We advise auditors to during the investigation phase, co-operate and to make submissions should such submissions not prejudice auditors in a disciplinary hearing. IRBA will normally after an investigation should the investigating committee believe that there are sufficient grounds for improper conduct, give an auditor an opportunity to plead guilty and to pay an agreed fine in order to avoid a formal disciplinary hearing. We advise auditors to obtain legal advice for guidance through any investigations process.
We advise auditors to, if there is scope and it can be justified, enter into plea bargaining negotiations and use the opportunity to resolve the matter without a protracted formal disciplinary hearing process. In this regard inquiry defence costs as policy benefit can be utilised to obtain sound and independent legal advice (and sometimes with the input of an independent auditor as well as expert) to guide auditors through the process and to resolve a matter. We advise auditors to avoid disciplinary hearings if possible as such hearings can takes years and weeks of actual disciplinary hearing time to complete with involvement of attorneys, advocates and independent auditors as expert witnesses. If it is not possible to avoid a disciplinary hearing process, auditors should ensure that they have sufficient inquiry defence costs cover.
In terms of Section 51(4) of the Auditing Professions Act, a disciplinary committee may order an auditor who admitted guilt or who was fined guilty of improper conduct, to pay such reasonable costs as have been incurred by the investigating committee and the disciplinary committee.
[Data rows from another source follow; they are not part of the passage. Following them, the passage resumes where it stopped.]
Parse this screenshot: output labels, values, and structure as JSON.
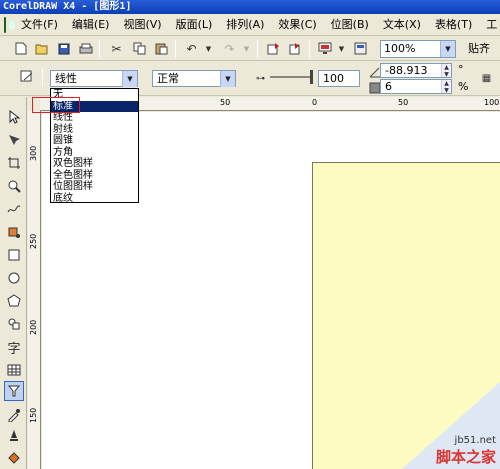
{
  "window": {
    "title": "CorelDRAW X4 - [图形1]"
  },
  "menubar": {
    "items": [
      "文件(F)",
      "编辑(E)",
      "视图(V)",
      "版面(L)",
      "排列(A)",
      "效果(C)",
      "位图(B)",
      "文本(X)",
      "表格(T)",
      "工"
    ]
  },
  "toolbar": {
    "zoom_value": "100%",
    "paste_label": "贴齐"
  },
  "propbar": {
    "fill_type_value": "线性",
    "merge_mode_value": "正常",
    "transparency_value": "100",
    "angle_value": "-88.913",
    "edge_value": "6",
    "degree_symbol": "°",
    "percent_symbol": "%"
  },
  "dropdown": {
    "options": [
      "无",
      "标准",
      "线性",
      "射线",
      "圆锥",
      "方角",
      "双色图样",
      "全色图样",
      "位图图样",
      "底纹"
    ],
    "selected_index": 1
  },
  "ruler": {
    "h_labels": [
      "100",
      "50",
      "0",
      "50",
      "100"
    ],
    "v_labels": [
      "300",
      "250",
      "200",
      "150"
    ]
  },
  "watermark": {
    "site": "jb51.net",
    "name": "脚本之家"
  },
  "colors": {
    "title_bar": "#0a3fb3",
    "selection": "#0a246a",
    "page_fill": "#fcfcc2",
    "highlight": "#e02020"
  }
}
This provision in our view does not place the auditor and IRBA on equal footing in a disciplinary hearing context as the disciplinary committee can order a cost order against an auditor but there is no provision in the Auditing Professions Act that an auditor can in fact obtain a cost order against IRBA. A cost order can be substantial. Auditors must ensure that they are as part of their professional indemnity arrangements covered for possible cost orders as well. In the recent African Bank IRBA disciplinary hearing, the auditors were for example ordered after they had reached an agreement with IRBA, to pay R28 million as cost contribution to IRBA’s costs. The actual costs to represent an auditor can obviously also be substantial and auditors must ensure that they have sufficient cover for their own costs.
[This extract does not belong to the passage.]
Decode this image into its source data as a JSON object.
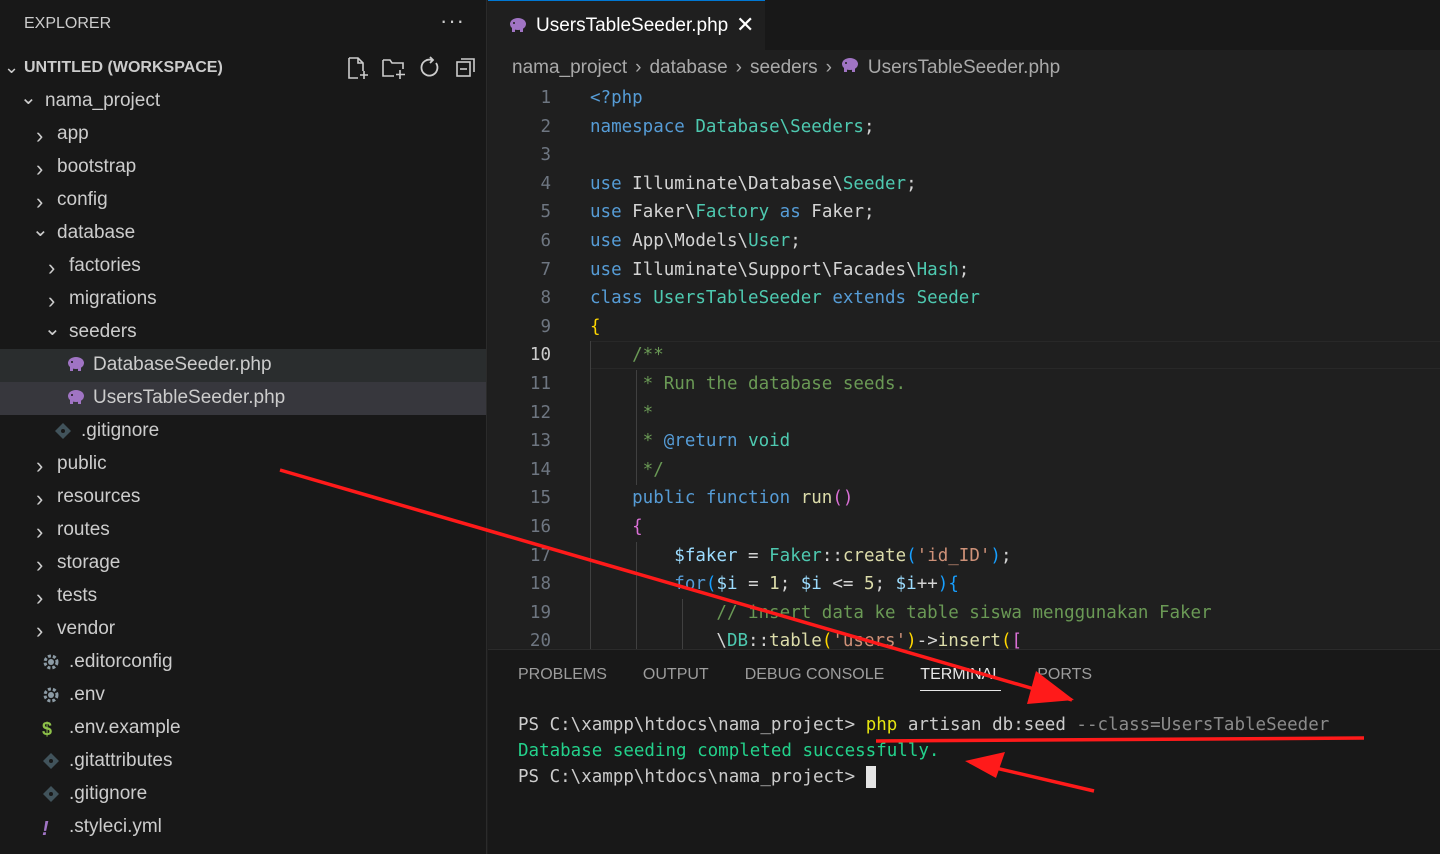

In a further recent development the Minister of Finance gazetted in June 2023 maximum monetary fines for improper conduct of auditors. Fine exposure is now massive. The previous maximum fine was R200 000 per charge of improper conduct. The maximum fine for an individual who concluded an admission of guilt process is now set at R5 million and in the case of an audit firm the maximum fine is set at R15 million. When a matter is referred for a disciplinary hearing, the maximum fine the disciplinary committee can apply following a disciplinary hearing process is R10 million for an individual and R25 million for an audit firm when on conclusion of the hearing process, the auditor or the audit firm is found guilty. Fines are not indemnifiable under professional indemnity policies and do create the risk of enormous personal exposure for auditors and audit firm. It is therefore crucial that auditors have sufficient inquiry defence costs cover.
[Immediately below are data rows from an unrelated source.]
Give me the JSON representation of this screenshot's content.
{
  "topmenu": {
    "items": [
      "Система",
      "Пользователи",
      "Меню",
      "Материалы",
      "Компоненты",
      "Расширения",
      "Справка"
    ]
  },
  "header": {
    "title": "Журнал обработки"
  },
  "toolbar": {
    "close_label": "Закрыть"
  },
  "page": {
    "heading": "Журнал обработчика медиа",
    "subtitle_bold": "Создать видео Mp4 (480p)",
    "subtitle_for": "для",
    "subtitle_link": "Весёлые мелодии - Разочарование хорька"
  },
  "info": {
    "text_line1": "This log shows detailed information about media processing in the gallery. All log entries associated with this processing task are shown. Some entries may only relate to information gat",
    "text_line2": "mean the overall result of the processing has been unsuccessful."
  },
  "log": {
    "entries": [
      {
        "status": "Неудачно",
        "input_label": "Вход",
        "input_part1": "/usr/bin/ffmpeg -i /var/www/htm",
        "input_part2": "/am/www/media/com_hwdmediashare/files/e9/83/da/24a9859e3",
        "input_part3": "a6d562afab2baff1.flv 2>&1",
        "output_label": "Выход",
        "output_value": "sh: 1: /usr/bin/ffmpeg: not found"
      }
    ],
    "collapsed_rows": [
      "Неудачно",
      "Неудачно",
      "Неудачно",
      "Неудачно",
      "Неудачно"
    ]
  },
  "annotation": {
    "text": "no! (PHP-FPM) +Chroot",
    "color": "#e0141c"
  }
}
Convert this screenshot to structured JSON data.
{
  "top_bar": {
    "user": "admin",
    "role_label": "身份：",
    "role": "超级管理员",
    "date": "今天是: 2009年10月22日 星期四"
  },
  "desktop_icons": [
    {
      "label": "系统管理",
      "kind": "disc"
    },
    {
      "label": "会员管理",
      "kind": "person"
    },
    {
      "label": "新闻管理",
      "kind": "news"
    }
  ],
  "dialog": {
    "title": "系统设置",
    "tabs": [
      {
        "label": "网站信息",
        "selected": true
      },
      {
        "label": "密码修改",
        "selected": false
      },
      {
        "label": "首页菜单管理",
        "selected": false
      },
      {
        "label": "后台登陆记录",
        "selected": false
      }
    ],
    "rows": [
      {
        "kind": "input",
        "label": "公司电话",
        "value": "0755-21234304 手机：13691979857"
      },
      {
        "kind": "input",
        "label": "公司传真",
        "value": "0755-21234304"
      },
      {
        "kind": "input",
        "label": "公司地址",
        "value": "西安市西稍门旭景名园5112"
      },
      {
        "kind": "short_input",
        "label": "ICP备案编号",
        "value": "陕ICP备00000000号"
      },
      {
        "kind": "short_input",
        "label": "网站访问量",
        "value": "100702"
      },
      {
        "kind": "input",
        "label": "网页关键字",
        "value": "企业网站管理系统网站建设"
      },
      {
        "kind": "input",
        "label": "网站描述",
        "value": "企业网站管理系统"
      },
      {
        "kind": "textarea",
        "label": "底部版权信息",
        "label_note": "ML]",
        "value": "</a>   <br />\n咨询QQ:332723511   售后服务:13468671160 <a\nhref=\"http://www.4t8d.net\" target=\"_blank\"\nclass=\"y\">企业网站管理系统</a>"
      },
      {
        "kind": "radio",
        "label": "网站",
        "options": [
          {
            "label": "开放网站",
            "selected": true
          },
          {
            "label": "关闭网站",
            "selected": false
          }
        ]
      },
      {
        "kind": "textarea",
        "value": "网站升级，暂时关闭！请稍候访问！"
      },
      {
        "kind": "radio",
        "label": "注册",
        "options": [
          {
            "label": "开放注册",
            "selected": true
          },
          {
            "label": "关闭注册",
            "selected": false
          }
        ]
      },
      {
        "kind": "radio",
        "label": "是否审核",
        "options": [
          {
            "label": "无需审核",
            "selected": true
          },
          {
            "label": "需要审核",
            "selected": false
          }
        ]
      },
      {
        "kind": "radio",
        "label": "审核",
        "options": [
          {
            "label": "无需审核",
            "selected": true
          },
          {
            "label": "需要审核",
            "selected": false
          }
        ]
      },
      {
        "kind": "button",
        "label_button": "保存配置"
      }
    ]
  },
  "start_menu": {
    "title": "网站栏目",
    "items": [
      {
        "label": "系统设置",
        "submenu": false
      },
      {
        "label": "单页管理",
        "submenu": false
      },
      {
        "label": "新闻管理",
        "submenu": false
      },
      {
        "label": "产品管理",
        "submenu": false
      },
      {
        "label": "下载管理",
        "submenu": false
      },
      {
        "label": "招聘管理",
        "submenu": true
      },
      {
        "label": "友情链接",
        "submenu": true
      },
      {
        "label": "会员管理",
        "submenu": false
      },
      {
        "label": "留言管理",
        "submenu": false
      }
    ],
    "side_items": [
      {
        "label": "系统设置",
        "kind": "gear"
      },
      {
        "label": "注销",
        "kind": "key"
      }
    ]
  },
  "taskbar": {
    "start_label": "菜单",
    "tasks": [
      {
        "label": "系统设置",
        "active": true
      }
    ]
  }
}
We advise auditors to ensure that they are sufficiently covered in respect of legal liability as well as inquiry defence costs for purposes of assistance on Regulatory investigations and disciplinary hearings as well as for any cost orders which may be granted against such auditors.